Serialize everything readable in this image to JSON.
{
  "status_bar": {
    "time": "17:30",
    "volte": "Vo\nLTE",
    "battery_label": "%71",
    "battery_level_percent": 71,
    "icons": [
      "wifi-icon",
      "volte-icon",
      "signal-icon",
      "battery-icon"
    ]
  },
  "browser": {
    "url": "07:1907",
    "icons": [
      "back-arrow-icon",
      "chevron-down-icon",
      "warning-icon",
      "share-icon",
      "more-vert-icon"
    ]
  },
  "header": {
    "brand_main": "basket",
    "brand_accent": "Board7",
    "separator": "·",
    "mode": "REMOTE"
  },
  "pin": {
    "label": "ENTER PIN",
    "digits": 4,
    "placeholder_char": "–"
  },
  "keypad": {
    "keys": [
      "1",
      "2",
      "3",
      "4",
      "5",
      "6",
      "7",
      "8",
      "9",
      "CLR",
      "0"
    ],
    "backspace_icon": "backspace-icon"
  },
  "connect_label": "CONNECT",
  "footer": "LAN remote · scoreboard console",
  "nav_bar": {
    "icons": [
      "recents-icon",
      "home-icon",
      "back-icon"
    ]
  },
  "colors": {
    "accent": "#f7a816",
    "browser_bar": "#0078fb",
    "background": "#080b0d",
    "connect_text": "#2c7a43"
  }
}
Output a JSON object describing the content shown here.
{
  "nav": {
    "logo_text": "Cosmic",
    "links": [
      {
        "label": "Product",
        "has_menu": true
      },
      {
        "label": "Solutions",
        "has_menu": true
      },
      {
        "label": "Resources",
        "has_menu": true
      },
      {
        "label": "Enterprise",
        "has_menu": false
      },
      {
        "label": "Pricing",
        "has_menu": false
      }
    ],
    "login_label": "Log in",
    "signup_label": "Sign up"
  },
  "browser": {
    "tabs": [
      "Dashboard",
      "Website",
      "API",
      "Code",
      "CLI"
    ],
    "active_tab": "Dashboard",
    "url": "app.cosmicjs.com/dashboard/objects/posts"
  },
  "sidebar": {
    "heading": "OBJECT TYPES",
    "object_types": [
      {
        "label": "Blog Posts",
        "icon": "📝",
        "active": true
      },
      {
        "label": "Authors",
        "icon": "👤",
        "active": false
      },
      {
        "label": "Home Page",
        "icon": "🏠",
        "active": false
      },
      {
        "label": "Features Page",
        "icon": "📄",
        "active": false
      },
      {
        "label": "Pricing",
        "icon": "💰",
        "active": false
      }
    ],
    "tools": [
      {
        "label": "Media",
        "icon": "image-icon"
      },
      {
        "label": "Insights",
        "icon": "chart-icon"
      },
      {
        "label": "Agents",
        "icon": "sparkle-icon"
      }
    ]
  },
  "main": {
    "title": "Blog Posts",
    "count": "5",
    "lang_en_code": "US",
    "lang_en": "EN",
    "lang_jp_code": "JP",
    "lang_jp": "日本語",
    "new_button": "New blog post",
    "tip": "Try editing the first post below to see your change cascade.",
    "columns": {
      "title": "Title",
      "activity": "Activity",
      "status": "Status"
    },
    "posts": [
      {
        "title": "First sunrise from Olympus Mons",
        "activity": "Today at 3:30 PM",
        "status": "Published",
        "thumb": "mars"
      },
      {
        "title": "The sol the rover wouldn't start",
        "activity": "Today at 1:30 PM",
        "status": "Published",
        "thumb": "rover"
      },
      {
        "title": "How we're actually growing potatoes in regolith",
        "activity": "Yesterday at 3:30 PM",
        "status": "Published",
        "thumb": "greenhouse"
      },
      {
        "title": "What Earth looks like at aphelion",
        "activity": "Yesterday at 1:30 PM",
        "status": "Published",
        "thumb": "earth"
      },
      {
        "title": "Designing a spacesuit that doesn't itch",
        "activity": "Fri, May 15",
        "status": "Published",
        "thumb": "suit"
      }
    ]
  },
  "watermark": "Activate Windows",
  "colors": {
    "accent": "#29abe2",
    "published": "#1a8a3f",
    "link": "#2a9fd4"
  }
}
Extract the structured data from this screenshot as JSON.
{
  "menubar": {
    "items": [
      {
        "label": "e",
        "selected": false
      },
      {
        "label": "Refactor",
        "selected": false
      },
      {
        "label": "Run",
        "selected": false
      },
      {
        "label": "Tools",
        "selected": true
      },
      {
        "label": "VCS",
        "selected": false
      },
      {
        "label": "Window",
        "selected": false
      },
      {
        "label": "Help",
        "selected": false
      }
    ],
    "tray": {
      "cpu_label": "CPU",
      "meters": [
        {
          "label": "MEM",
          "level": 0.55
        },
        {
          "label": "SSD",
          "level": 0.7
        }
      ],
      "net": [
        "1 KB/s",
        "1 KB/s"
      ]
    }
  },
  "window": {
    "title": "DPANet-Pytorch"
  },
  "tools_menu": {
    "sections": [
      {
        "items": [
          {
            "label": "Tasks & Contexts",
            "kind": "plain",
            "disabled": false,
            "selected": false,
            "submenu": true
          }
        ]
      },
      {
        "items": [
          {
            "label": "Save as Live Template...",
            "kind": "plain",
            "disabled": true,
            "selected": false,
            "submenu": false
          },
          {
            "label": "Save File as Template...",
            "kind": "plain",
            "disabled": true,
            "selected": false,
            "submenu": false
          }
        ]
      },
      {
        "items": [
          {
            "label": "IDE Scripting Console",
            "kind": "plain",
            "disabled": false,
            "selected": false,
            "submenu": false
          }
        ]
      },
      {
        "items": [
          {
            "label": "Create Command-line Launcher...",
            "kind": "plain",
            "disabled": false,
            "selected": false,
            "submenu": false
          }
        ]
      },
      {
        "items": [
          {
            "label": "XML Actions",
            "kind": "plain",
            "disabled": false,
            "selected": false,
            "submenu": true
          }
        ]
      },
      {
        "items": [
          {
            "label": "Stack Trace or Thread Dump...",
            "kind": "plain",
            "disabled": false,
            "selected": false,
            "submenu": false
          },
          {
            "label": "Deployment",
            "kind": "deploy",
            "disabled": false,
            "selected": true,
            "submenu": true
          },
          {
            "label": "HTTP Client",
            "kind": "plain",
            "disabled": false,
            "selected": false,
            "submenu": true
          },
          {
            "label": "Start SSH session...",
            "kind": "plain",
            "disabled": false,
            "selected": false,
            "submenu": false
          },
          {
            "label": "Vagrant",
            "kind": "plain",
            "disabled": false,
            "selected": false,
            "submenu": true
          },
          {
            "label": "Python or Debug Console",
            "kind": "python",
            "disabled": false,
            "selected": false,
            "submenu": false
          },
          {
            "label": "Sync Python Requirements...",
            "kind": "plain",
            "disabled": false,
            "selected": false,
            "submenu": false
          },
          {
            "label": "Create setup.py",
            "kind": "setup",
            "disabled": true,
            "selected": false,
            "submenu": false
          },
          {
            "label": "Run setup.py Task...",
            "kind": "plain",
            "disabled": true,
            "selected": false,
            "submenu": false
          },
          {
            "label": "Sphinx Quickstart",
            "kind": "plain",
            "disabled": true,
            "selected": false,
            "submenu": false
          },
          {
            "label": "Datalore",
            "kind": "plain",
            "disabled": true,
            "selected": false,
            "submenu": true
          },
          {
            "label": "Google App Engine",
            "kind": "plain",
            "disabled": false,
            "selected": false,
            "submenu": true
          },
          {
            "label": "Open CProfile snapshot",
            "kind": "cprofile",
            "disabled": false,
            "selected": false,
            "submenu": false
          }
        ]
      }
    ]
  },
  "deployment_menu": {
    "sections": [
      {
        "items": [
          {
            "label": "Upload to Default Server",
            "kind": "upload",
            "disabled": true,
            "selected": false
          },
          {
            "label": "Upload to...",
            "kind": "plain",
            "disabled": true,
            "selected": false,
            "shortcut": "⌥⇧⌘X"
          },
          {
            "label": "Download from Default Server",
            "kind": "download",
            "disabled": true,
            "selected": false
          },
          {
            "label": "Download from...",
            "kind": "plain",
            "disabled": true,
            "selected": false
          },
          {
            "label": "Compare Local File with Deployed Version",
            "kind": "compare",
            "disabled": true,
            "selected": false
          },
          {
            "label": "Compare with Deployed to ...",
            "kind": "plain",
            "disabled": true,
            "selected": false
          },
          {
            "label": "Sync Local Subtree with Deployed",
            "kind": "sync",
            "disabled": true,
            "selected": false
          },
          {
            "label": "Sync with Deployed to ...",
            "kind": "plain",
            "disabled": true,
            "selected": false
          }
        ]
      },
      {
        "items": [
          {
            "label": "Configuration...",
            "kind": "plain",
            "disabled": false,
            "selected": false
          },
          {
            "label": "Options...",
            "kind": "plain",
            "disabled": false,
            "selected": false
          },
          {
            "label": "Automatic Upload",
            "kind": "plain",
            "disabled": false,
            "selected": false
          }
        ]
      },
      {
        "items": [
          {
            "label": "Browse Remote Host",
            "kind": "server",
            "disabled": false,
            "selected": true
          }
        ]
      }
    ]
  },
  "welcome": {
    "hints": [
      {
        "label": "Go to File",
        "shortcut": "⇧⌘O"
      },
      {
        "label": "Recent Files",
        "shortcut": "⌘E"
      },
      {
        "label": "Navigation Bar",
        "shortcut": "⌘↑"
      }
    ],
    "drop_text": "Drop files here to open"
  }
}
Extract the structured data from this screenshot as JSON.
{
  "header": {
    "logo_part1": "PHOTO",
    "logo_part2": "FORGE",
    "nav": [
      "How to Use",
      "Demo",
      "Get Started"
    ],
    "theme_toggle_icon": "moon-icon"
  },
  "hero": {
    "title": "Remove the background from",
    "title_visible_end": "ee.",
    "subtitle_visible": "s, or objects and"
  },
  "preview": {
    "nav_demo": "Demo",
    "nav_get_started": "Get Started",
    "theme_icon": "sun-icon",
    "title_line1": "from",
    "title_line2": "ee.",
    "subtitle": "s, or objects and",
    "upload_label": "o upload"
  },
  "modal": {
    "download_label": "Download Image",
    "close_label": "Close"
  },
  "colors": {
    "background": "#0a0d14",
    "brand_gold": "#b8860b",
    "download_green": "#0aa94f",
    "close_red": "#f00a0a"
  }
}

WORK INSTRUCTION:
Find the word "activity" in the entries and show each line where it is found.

OUTPUT OF THE TASK:
      "activity": "Activity",
        "activity": "Today at 3:30 PM",
        "activity": "Today at 1:30 PM",
        "activity": "Yesterday at 3:30 PM",
        "activity": "Yesterday at 1:30 PM",
        "activity": "Fri, May 15",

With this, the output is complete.